§ **RECORDS SHOWN**
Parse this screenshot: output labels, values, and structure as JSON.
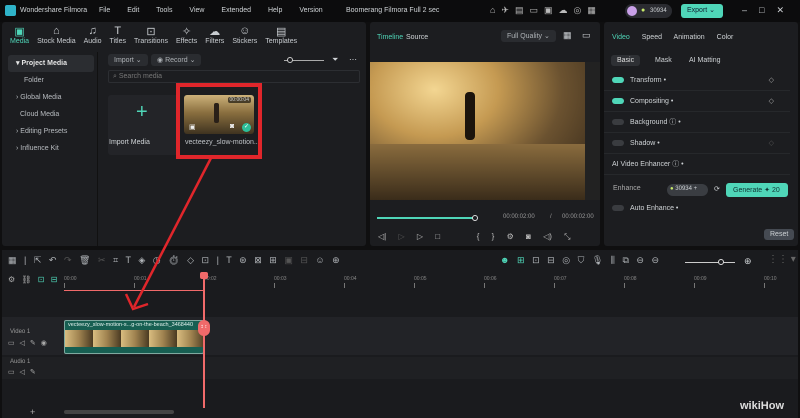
{
  "app": {
    "name": "Wondershare Filmora",
    "project_title": "Boomerang Filmora Full 2 sec",
    "credits": "30934",
    "export_label": "Export"
  },
  "menu": [
    "File",
    "Edit",
    "Tools",
    "View",
    "Extended",
    "Help",
    "Version"
  ],
  "media_tabs": [
    "Media",
    "Stock Media",
    "Audio",
    "Titles",
    "Transitions",
    "Effects",
    "Filters",
    "Stickers",
    "Templates"
  ],
  "media_tab_icons": [
    "▣",
    "⌂",
    "♫",
    "T",
    "⊡",
    "✧",
    "☁",
    "☺",
    "▤"
  ],
  "sidebar": [
    "Project Media",
    "Folder",
    "Global Media",
    "Cloud Media",
    "Editing Presets",
    "Influence Kit"
  ],
  "media_toolbar": {
    "import": "Import",
    "record": "Record",
    "search_placeholder": "Search media"
  },
  "media_items": {
    "import_label": "Import Media",
    "clip_name": "vecteezy_slow-motion...",
    "clip_duration": "00:00:04"
  },
  "preview": {
    "tabs": [
      "Timeline",
      "Source"
    ],
    "quality": "Full Quality",
    "current_time": "00:00:02:00",
    "separator": "/",
    "total_time": "00:00:02:00",
    "progress": 1.0
  },
  "props": {
    "tabs": [
      "Video",
      "Speed",
      "Animation",
      "Color"
    ],
    "subtabs": [
      "Basic",
      "Mask",
      "AI Matting"
    ],
    "rows": [
      {
        "label": "Transform",
        "on": true
      },
      {
        "label": "Compositing",
        "on": true
      },
      {
        "label": "Background",
        "on": false
      },
      {
        "label": "Shadow",
        "on": false
      }
    ],
    "enhancer_title": "AI Video Enhancer",
    "enhance_label": "Enhance",
    "enhance_credits": "30934",
    "generate_label": "Generate",
    "generate_cost": "20",
    "auto_enhance": "Auto Enhance",
    "reset": "Reset"
  },
  "timeline": {
    "ruler": [
      "00:00",
      "00:01",
      "00:02",
      "00:03",
      "00:04",
      "00:05",
      "00:06",
      "00:07",
      "00:08",
      "00:09",
      "00:10"
    ],
    "tracks": [
      "Video 1",
      "Audio 1"
    ],
    "clip_name": "vecteezy_slow-motion-s...g-on-the-beach_3468440"
  },
  "watermark": "wikiHow",
  "colors": {
    "accent": "#4fd6b8",
    "annotation": "#e0262b",
    "playhead": "#f06a6a"
  }
}
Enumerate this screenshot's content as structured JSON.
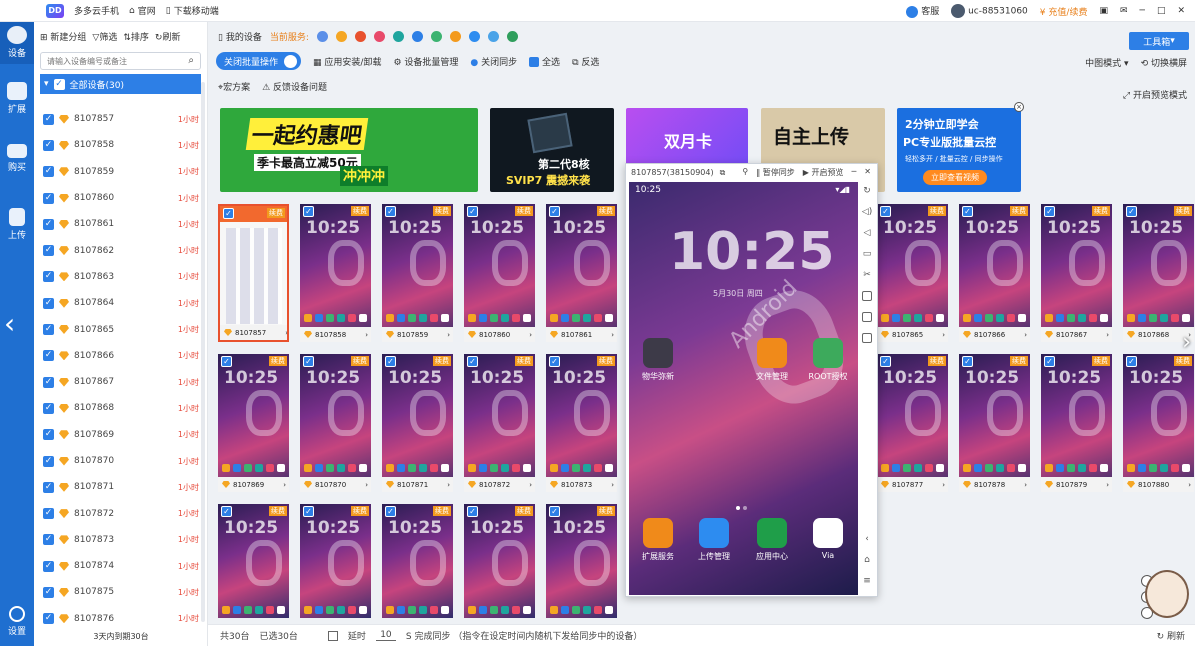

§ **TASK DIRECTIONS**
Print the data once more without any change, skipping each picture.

§ **EXERCISE SOLUTION**
Parse this screenshot: output labels, values, and structure as JSON.
{
  "app": {
    "name": "Wondershare Filmora",
    "project_title": "Boomerang Filmora Full 2 sec",
    "credits": "30934",
    "export_label": "Export"
  },
  "menu": [
    "File",
    "Edit",
    "Tools",
    "View",
    "Extended",
    "Help",
    "Version"
  ],
  "media_tabs": [
    "Media",
    "Stock Media",
    "Audio",
    "Titles",
    "Transitions",
    "Effects",
    "Filters",
    "Stickers",
    "Templates"
  ],
  "media_tab_icons": [
    "▣",
    "⌂",
    "♫",
    "T",
    "⊡",
    "✧",
    "☁",
    "☺",
    "▤"
  ],
  "sidebar": [
    "Project Media",
    "Folder",
    "Global Media",
    "Cloud Media",
    "Editing Presets",
    "Influence Kit"
  ],
  "media_toolbar": {
    "import": "Import",
    "record": "Record",
    "search_placeholder": "Search media"
  },
  "media_items": {
    "import_label": "Import Media",
    "clip_name": "vecteezy_slow-motion...",
    "clip_duration": "00:00:04"
  },
  "preview": {
    "tabs": [
      "Timeline",
      "Source"
    ],
    "quality": "Full Quality",
    "current_time": "00:00:02:00",
    "separator": "/",
    "total_time": "00:00:02:00",
    "progress": 1.0
  },
  "props": {
    "tabs": [
      "Video",
      "Speed",
      "Animation",
      "Color"
    ],
    "subtabs": [
      "Basic",
      "Mask",
      "AI Matting"
    ],
    "rows": [
      {
        "label": "Transform",
        "on": true
      },
      {
        "label": "Compositing",
        "on": true
      },
      {
        "label": "Background",
        "on": false
      },
      {
        "label": "Shadow",
        "on": false
      }
    ],
    "enhancer_title": "AI Video Enhancer",
    "enhance_label": "Enhance",
    "enhance_credits": "30934",
    "generate_label": "Generate",
    "generate_cost": "20",
    "auto_enhance": "Auto Enhance",
    "reset": "Reset"
  },
  "timeline": {
    "ruler": [
      "00:00",
      "00:01",
      "00:02",
      "00:03",
      "00:04",
      "00:05",
      "00:06",
      "00:07",
      "00:08",
      "00:09",
      "00:10"
    ],
    "tracks": [
      "Video 1",
      "Audio 1"
    ],
    "clip_name": "vecteezy_slow-motion-s...g-on-the-beach_3468440"
  },
  "watermark": "wikiHow",
  "colors": {
    "accent": "#4fd6b8",
    "annotation": "#e0262b",
    "playhead": "#f06a6a"
  }
}
Enumerate this screenshot's content as structured JSON.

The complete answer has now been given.